## Work instructions
Reproduce the records below exactly, leaving out any pictures.

## Input for this task
===============
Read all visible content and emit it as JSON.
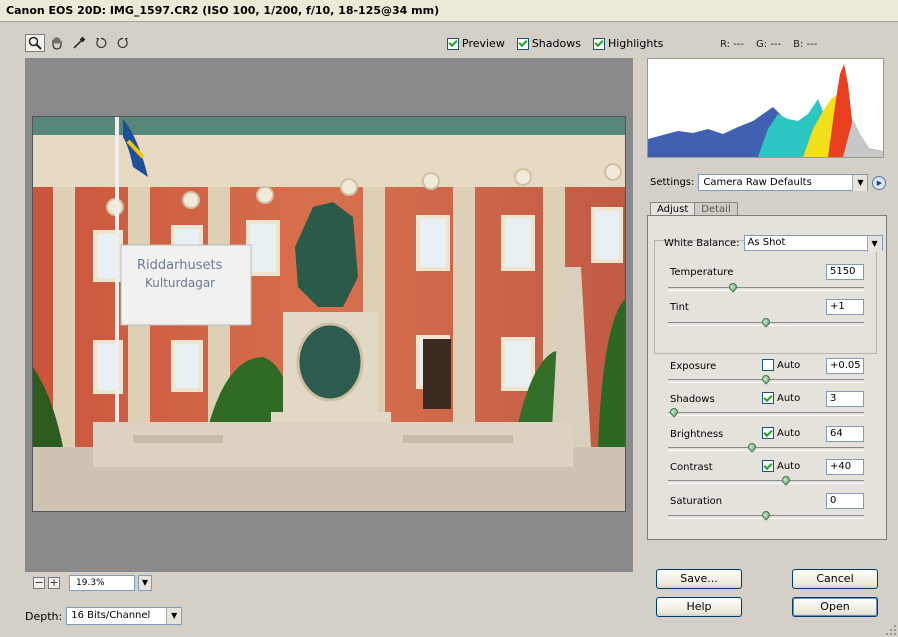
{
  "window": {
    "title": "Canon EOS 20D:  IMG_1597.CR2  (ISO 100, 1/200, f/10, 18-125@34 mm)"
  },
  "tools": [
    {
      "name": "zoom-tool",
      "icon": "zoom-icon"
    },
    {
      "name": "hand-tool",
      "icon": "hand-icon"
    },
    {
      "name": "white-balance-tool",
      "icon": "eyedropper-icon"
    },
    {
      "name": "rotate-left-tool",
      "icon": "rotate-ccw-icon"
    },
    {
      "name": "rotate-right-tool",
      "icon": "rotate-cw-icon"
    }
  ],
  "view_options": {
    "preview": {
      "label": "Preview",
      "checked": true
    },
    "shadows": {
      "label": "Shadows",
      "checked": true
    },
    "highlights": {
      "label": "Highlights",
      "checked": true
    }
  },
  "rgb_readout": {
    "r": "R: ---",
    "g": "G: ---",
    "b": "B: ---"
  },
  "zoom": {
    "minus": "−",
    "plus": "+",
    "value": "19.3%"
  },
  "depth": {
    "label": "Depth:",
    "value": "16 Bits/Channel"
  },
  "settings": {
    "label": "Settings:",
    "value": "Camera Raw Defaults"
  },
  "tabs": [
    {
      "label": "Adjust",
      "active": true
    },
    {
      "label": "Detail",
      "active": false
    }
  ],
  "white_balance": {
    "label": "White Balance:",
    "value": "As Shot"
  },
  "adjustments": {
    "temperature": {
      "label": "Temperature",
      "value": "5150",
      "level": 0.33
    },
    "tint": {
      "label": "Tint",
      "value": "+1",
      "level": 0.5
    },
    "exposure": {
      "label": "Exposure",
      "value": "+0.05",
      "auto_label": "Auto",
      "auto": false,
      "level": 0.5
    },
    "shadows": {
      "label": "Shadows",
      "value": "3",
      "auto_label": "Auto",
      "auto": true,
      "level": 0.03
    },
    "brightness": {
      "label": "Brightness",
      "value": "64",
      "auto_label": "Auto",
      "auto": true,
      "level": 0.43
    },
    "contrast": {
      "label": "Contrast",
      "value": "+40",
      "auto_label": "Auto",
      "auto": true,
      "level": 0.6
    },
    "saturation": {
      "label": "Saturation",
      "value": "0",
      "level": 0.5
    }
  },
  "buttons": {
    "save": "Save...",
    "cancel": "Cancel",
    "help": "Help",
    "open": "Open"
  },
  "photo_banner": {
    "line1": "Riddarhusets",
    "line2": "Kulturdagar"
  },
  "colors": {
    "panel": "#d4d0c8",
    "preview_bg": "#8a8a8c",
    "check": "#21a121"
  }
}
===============
## Answer to this problem
Read all visible content and emit it as JSON.
{
  "window": {
    "title": "Canon EOS 20D:  IMG_1597.CR2  (ISO 100, 1/200, f/10, 18-125@34 mm)"
  },
  "tools": [
    {
      "name": "zoom-tool",
      "icon": "zoom-icon"
    },
    {
      "name": "hand-tool",
      "icon": "hand-icon"
    },
    {
      "name": "white-balance-tool",
      "icon": "eyedropper-icon"
    },
    {
      "name": "rotate-left-tool",
      "icon": "rotate-ccw-icon"
    },
    {
      "name": "rotate-right-tool",
      "icon": "rotate-cw-icon"
    }
  ],
  "view_options": {
    "preview": {
      "label": "Preview",
      "checked": true
    },
    "shadows": {
      "label": "Shadows",
      "checked": true
    },
    "highlights": {
      "label": "Highlights",
      "checked": true
    }
  },
  "rgb_readout": {
    "r": "R: ---",
    "g": "G: ---",
    "b": "B: ---"
  },
  "zoom": {
    "minus": "−",
    "plus": "+",
    "value": "19.3%"
  },
  "depth": {
    "label": "Depth:",
    "value": "16 Bits/Channel"
  },
  "settings": {
    "label": "Settings:",
    "value": "Camera Raw Defaults"
  },
  "tabs": [
    {
      "label": "Adjust",
      "active": true
    },
    {
      "label": "Detail",
      "active": false
    }
  ],
  "white_balance": {
    "label": "White Balance:",
    "value": "As Shot"
  },
  "adjustments": {
    "temperature": {
      "label": "Temperature",
      "value": "5150",
      "level": 0.33
    },
    "tint": {
      "label": "Tint",
      "value": "+1",
      "level": 0.5
    },
    "exposure": {
      "label": "Exposure",
      "value": "+0.05",
      "auto_label": "Auto",
      "auto": false,
      "level": 0.5
    },
    "shadows": {
      "label": "Shadows",
      "value": "3",
      "auto_label": "Auto",
      "auto": true,
      "level": 0.03
    },
    "brightness": {
      "label": "Brightness",
      "value": "64",
      "auto_label": "Auto",
      "auto": true,
      "level": 0.43
    },
    "contrast": {
      "label": "Contrast",
      "value": "+40",
      "auto_label": "Auto",
      "auto": true,
      "level": 0.6
    },
    "saturation": {
      "label": "Saturation",
      "value": "0",
      "level": 0.5
    }
  },
  "buttons": {
    "save": "Save...",
    "cancel": "Cancel",
    "help": "Help",
    "open": "Open"
  },
  "photo_banner": {
    "line1": "Riddarhusets",
    "line2": "Kulturdagar"
  },
  "colors": {
    "panel": "#d4d0c8",
    "preview_bg": "#8a8a8c",
    "check": "#21a121"
  }
}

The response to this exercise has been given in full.